“I want to make sure, no matter what happens, that the citizens will at least be able to chime in,” Roach says.
That’s a fantastic idea. The only problem is it’s at least two years too late.
If the Gibbs referendum goes down in court, like many expect, McCarthy has pledged to move forward with the project, including the selling of bonds. Roach, who wants to slow things down, is applying political pressure to prevent that, but the county executive says she won’t relent. Delays are costly and jeopardize the project, McCarthy maintains.
“It is a law,” she says of the approved building. “I’m going to honor it.”
Translation: It’s likely citizens will be voting on a project that, by August, will already be well underway. At that point there will be almost no turning back.
That’s bad government.
“I’m having trouble picturing how we explain that to the public,” says first-year Pierce County Councilmember Derek Young, who voted in favor of the county building in February as one of his first acts in office.
Young is right to be concerned about having to explain to voters that their votes will be meaningless. If officials wanted to give the electorate a say, that’s something they should have been thinking about a long, long time ago.

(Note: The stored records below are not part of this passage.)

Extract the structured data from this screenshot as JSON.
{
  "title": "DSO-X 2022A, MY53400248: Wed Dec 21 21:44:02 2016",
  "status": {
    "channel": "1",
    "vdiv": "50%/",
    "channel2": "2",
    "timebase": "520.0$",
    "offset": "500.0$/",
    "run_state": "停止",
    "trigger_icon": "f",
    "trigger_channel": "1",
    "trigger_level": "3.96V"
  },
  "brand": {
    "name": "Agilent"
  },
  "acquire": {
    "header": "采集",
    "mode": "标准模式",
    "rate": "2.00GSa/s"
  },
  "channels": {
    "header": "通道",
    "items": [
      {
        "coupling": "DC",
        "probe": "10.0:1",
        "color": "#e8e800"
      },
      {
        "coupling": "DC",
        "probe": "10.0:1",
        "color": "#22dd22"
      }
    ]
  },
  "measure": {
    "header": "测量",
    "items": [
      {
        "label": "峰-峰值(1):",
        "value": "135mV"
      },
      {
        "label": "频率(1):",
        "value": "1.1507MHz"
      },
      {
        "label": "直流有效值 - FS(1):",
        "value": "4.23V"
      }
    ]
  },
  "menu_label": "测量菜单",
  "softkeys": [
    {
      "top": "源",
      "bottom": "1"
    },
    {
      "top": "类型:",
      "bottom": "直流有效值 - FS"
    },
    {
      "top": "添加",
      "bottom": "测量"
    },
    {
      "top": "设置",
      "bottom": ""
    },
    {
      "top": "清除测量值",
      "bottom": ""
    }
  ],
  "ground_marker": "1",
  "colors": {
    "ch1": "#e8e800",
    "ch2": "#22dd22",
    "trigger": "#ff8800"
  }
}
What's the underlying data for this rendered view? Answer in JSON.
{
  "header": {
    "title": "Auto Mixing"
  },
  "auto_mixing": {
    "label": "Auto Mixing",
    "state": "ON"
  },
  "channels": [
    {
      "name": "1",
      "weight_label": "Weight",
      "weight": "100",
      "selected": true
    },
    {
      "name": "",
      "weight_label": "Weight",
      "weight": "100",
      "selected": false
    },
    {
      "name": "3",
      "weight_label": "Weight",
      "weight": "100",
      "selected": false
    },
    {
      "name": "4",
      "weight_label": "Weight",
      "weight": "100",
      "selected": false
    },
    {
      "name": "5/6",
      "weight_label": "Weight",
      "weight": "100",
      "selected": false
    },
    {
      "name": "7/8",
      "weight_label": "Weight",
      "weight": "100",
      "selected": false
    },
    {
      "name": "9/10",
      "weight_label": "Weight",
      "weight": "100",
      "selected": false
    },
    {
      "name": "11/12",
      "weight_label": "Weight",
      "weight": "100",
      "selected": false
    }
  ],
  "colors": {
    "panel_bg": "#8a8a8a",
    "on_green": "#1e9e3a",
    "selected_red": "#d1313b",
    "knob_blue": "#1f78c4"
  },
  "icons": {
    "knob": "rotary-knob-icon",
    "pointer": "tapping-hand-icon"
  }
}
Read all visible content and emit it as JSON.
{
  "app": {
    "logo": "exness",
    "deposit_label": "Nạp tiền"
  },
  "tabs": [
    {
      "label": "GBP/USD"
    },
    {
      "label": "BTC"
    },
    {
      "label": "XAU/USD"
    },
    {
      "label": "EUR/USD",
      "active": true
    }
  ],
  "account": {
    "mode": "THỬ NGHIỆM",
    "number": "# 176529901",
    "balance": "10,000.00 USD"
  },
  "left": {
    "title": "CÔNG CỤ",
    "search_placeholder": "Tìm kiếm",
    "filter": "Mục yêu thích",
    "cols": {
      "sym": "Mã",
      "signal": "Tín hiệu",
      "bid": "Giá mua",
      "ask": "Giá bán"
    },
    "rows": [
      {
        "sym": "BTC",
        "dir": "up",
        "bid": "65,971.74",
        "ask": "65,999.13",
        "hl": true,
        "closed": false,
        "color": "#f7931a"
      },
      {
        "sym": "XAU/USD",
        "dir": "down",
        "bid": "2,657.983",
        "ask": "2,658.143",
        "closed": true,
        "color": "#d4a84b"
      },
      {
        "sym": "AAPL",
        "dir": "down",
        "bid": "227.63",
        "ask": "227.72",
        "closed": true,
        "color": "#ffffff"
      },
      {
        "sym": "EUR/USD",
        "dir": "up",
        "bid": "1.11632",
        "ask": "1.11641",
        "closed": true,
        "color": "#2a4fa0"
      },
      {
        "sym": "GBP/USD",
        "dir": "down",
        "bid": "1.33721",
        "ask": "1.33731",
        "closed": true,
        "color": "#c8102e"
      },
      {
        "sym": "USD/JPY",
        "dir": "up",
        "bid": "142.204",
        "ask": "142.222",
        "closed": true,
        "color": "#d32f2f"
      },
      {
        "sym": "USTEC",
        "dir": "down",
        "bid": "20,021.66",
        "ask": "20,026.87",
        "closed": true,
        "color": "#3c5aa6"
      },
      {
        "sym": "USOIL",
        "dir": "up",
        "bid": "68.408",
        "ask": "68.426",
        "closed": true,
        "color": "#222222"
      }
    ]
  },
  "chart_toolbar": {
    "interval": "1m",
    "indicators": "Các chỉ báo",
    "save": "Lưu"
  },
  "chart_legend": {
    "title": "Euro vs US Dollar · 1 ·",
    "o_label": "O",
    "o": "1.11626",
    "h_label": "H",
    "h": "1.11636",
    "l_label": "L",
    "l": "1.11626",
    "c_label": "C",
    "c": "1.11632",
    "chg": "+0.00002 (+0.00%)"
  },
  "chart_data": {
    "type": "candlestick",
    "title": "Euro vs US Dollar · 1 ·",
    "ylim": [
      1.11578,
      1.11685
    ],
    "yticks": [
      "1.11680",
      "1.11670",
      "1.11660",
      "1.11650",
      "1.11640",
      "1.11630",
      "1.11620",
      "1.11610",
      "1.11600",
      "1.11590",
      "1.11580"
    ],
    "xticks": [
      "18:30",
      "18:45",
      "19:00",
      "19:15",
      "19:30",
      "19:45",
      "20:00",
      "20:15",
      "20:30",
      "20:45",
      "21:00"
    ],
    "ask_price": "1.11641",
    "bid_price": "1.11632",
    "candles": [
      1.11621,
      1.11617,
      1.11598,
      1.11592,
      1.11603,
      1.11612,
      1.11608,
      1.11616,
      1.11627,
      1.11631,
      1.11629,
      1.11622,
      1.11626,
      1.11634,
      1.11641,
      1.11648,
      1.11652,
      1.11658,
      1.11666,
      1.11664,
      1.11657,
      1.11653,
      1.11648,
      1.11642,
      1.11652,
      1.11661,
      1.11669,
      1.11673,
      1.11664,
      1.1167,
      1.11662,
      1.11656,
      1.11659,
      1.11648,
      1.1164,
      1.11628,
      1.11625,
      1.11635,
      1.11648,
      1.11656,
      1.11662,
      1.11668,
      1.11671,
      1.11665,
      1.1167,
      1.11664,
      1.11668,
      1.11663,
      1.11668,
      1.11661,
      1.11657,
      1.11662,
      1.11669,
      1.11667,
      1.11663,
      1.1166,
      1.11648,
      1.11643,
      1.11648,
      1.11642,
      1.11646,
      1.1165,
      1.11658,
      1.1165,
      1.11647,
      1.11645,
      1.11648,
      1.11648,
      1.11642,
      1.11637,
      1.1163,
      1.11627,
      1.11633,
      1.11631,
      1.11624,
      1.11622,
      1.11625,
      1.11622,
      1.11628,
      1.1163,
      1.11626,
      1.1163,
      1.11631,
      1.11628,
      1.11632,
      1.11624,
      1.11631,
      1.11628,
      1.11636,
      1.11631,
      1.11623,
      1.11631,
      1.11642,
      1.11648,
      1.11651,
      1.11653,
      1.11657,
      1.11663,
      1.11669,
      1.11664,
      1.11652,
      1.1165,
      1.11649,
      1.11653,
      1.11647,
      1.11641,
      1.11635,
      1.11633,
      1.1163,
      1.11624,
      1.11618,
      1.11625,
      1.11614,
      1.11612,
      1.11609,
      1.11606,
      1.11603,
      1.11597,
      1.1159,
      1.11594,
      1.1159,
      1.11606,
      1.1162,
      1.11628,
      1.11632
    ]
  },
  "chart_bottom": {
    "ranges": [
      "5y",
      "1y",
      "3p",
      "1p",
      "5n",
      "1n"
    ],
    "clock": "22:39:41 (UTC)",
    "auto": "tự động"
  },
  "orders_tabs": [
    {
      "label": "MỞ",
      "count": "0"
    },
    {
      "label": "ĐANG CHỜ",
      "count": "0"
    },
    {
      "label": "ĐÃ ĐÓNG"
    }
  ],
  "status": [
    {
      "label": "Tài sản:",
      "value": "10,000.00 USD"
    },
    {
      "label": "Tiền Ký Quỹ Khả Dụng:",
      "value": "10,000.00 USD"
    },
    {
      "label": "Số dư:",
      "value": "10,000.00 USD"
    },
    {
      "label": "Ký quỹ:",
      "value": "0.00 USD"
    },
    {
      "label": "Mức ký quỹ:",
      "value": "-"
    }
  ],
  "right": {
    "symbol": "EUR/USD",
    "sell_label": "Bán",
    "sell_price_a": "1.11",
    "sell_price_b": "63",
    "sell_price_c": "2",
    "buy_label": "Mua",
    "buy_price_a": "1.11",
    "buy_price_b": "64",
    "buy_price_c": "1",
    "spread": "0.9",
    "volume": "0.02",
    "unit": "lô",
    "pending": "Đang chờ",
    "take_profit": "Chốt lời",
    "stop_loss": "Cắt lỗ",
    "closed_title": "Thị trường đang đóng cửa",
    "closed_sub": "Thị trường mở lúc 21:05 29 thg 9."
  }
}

Instead, by failing to communicate with constituents on this project for the last two years, the county has effectively poisoned a worthy endeavor.